The hub of Ozerow’s social life centered on the walks on Friday nights and Saturday afternoons in the only paved street of the town, which passed right by the door of our house. Usually, young people of all classes strolled the street, debated the issues of the day and exchanged gossip. One could distinguish the various political and religious factions by their peyes, head coverings, and the length of the women’s sleeves and skirts. There were the Agudah-nicks, the Mizrahists, Shomer Hatzairniks, Bundists and Communists. The war brought an end to all these social, religious and economic divisions. What mattered now was whether you were an insider or outsider. Members of the Judenrat and their families and friends, even the lowliest of them, were the insiders. They were excused from the exorbitant looting and taxes, which was the cost of satisfying the regional Gestapo and Wehrmacht officers, whose appetites for fine, expensive clothing and other luxuries were insatiable.

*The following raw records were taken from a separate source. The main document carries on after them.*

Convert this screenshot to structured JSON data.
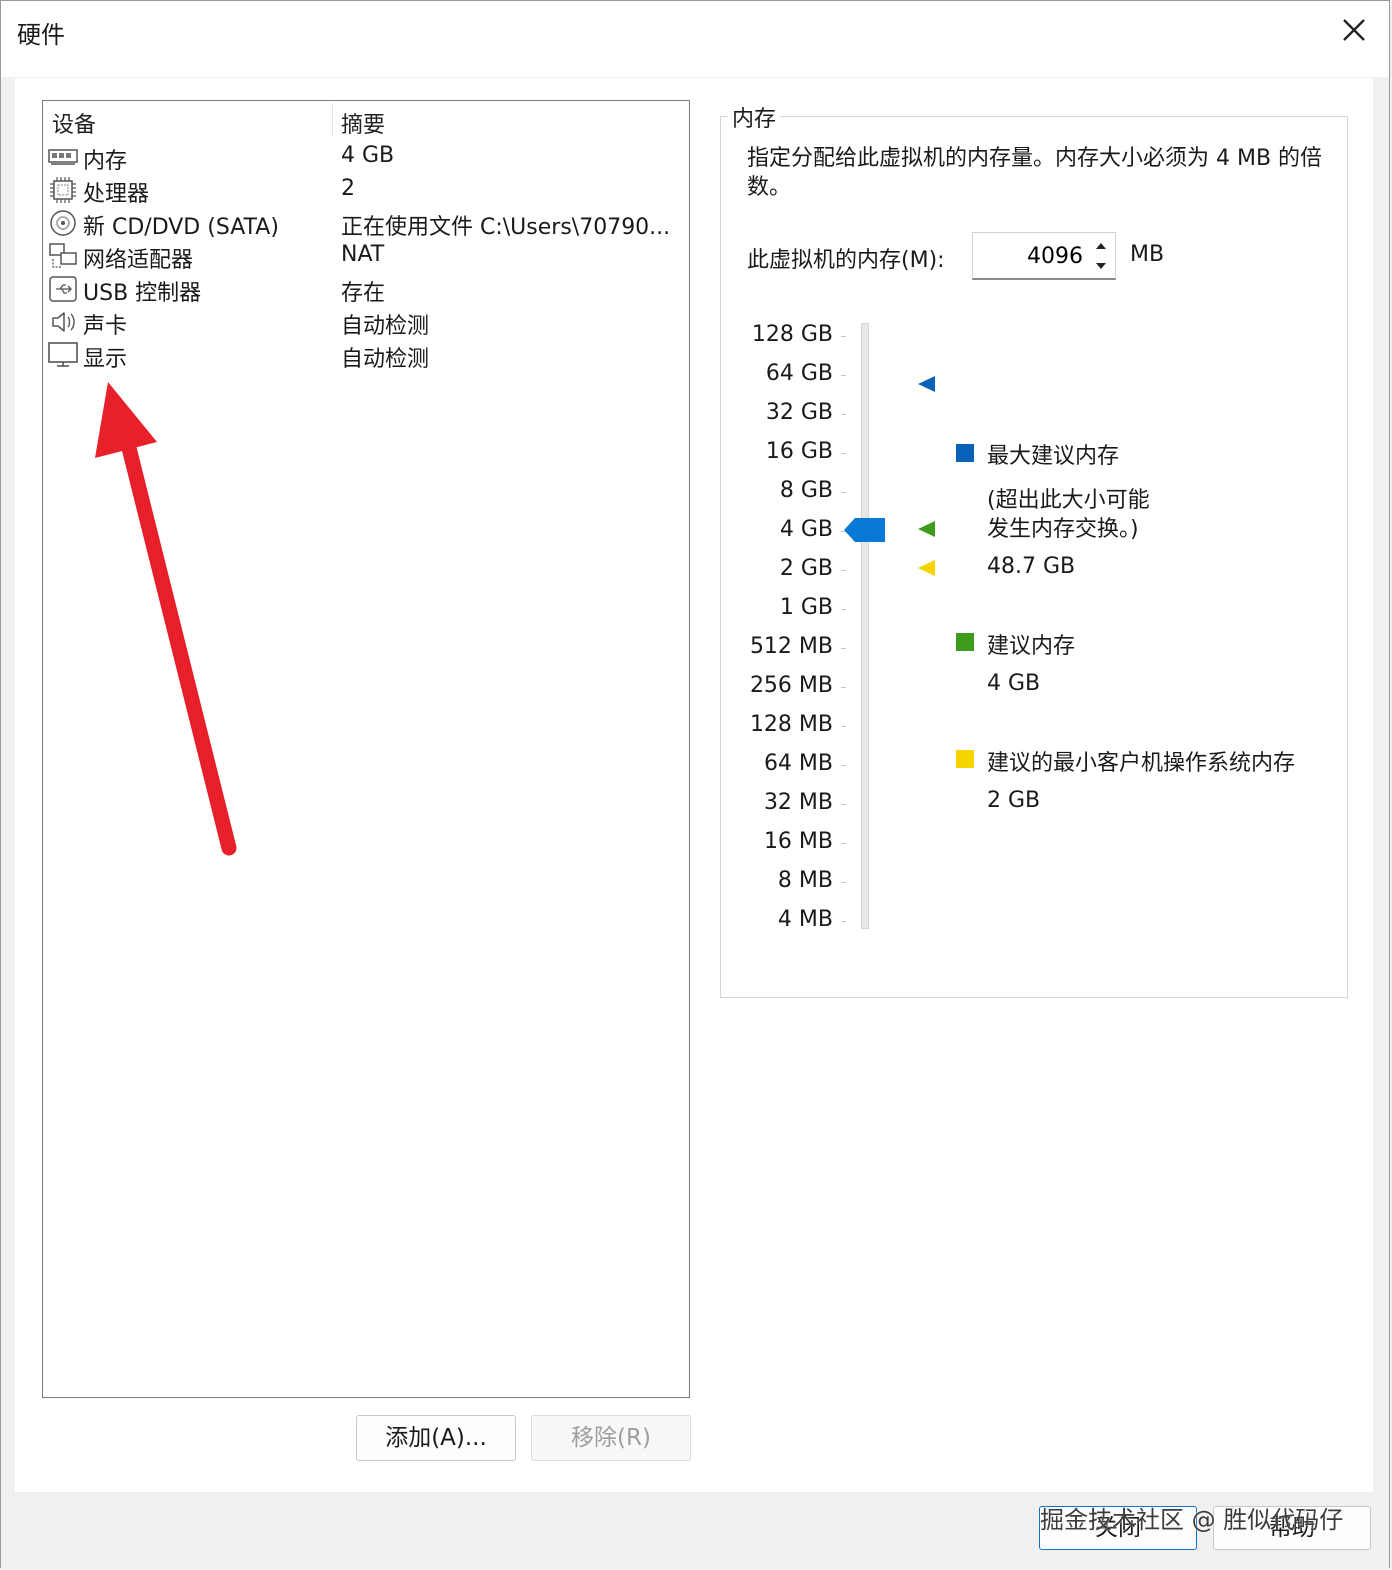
{
  "window": {
    "title": "硬件"
  },
  "device_list": {
    "headers": {
      "device": "设备",
      "summary": "摘要"
    },
    "rows": [
      {
        "icon": "memory-icon",
        "name": "内存",
        "summary": "4 GB"
      },
      {
        "icon": "processor-icon",
        "name": "处理器",
        "summary": "2"
      },
      {
        "icon": "cd-dvd-icon",
        "name": "新 CD/DVD (SATA)",
        "summary": "正在使用文件 C:\\Users\\70790..."
      },
      {
        "icon": "network-adapter-icon",
        "name": "网络适配器",
        "summary": "NAT"
      },
      {
        "icon": "usb-icon",
        "name": "USB 控制器",
        "summary": "存在"
      },
      {
        "icon": "speaker-icon",
        "name": "声卡",
        "summary": "自动检测"
      },
      {
        "icon": "monitor-icon",
        "name": "显示",
        "summary": "自动检测"
      }
    ]
  },
  "buttons": {
    "add": "添加(A)...",
    "remove": "移除(R)"
  },
  "memory": {
    "group_title": "内存",
    "description": "指定分配给此虚拟机的内存量。内存大小必须为 4 MB 的倍数。",
    "field_label": "此虚拟机的内存(M):",
    "value": "4096",
    "unit": "MB",
    "scale_labels": [
      "128 GB",
      "64 GB",
      "32 GB",
      "16 GB",
      "8 GB",
      "4 GB",
      "2 GB",
      "1 GB",
      "512 MB",
      "256 MB",
      "128 MB",
      "64 MB",
      "32 MB",
      "16 MB",
      "8 MB",
      "4 MB"
    ],
    "selected": "4 GB",
    "legend": {
      "max_title": "最大建议内存",
      "max_note_1": "(超出此大小可能",
      "max_note_2": "发生内存交换。)",
      "max_value": "48.7 GB",
      "recommended_title": "建议内存",
      "recommended_value": "4 GB",
      "min_title": "建议的最小客户机操作系统内存",
      "min_value": "2 GB"
    },
    "colors": {
      "max": "#0a62b8",
      "recommended": "#3f9b1c",
      "min": "#f5d400",
      "thumb": "#0a78d7"
    }
  },
  "footer": {
    "close": "关闭",
    "help": "帮助"
  },
  "watermark": "掘金技术社区 @ 胜似代码仔"
}
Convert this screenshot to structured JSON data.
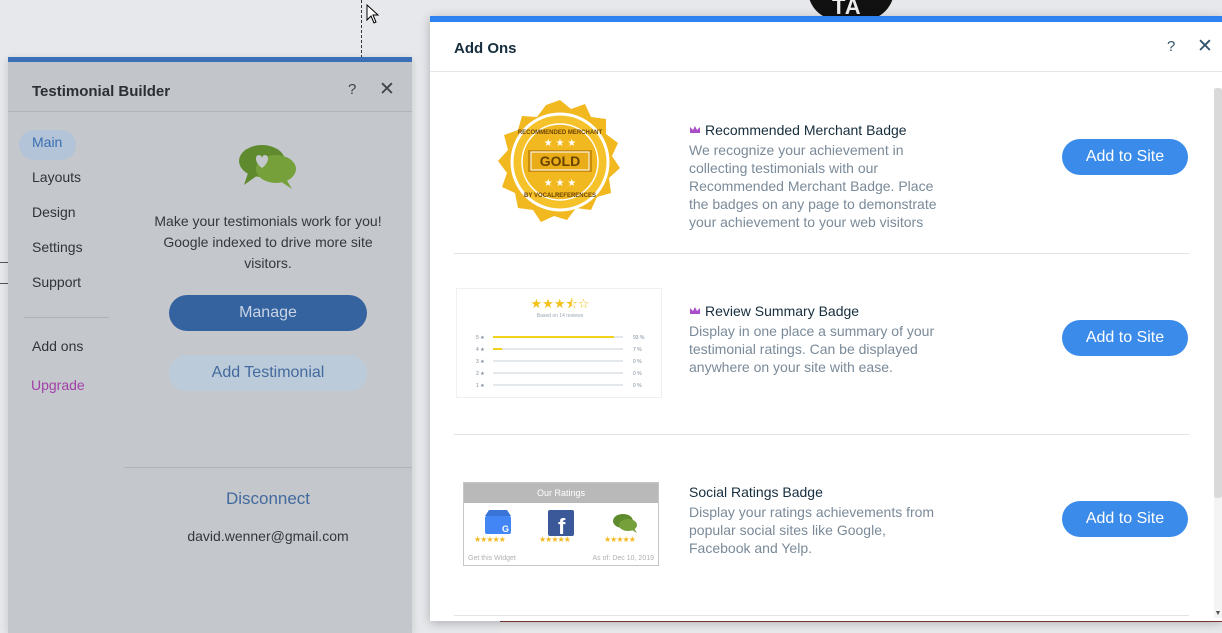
{
  "background": {
    "logo_text": "TA"
  },
  "testimonial_builder": {
    "title": "Testimonial Builder",
    "help_icon": "question-icon",
    "close_icon": "close-icon",
    "nav": {
      "main": "Main",
      "layouts": "Layouts",
      "design": "Design",
      "settings": "Settings",
      "support": "Support",
      "add_ons": "Add ons",
      "upgrade": "Upgrade"
    },
    "description": "Make your testimonials work for you! Google indexed to drive more site visitors.",
    "manage_label": "Manage",
    "add_testimonial_label": "Add Testimonial",
    "disconnect_label": "Disconnect",
    "email": "david.wenner@gmail.com",
    "accent_color": "#3a70b8"
  },
  "add_ons": {
    "title": "Add Ons",
    "help_icon": "question-icon",
    "close_icon": "close-icon",
    "accent_color": "#2d82f0",
    "items": [
      {
        "name": "Recommended Merchant Badge",
        "premium": true,
        "description": "We recognize your achievement in collecting testimonials with our Recommended Merchant Badge. Place the badges on any page to demonstrate your achievement to your web visitors",
        "button": "Add to Site",
        "badge_top_text": "RECOMMENDED MERCHANT",
        "badge_center_text": "GOLD",
        "badge_bottom_text": "BY VOCALREFERENCES"
      },
      {
        "name": "Review Summary Badge",
        "premium": true,
        "description": "Display in one place a summary of your testimonial ratings. Can be displayed anywhere on your site with ease.",
        "button": "Add to Site",
        "preview_rating_stars": 3.5,
        "preview_subtitle": "Based on 14 reviews",
        "preview_rows": [
          {
            "star": "5",
            "pct": "93 %",
            "fill": 0.93
          },
          {
            "star": "4",
            "pct": "7 %",
            "fill": 0.07
          },
          {
            "star": "3",
            "pct": "0 %",
            "fill": 0
          },
          {
            "star": "2",
            "pct": "0 %",
            "fill": 0
          },
          {
            "star": "1",
            "pct": "0 %",
            "fill": 0
          }
        ]
      },
      {
        "name": "Social Ratings Badge",
        "premium": false,
        "description": "Display your ratings achievements from popular social sites like Google, Facebook and Yelp.",
        "button": "Add to Site",
        "preview_title": "Our Ratings",
        "preview_footer_left": "Get this Widget",
        "preview_footer_right": "As of: Dec 10, 2019",
        "preview_sites": [
          "google-my-business-icon",
          "facebook-icon",
          "chat-bubble-icon"
        ]
      }
    ]
  }
}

Insiders were also free from the forced labor to clear the roads from snow in the winter and to repave the roads leading to the East in the summer. The insiders received warnings prior to the customary forays to snatch young men and women who would be sent to concentration camps.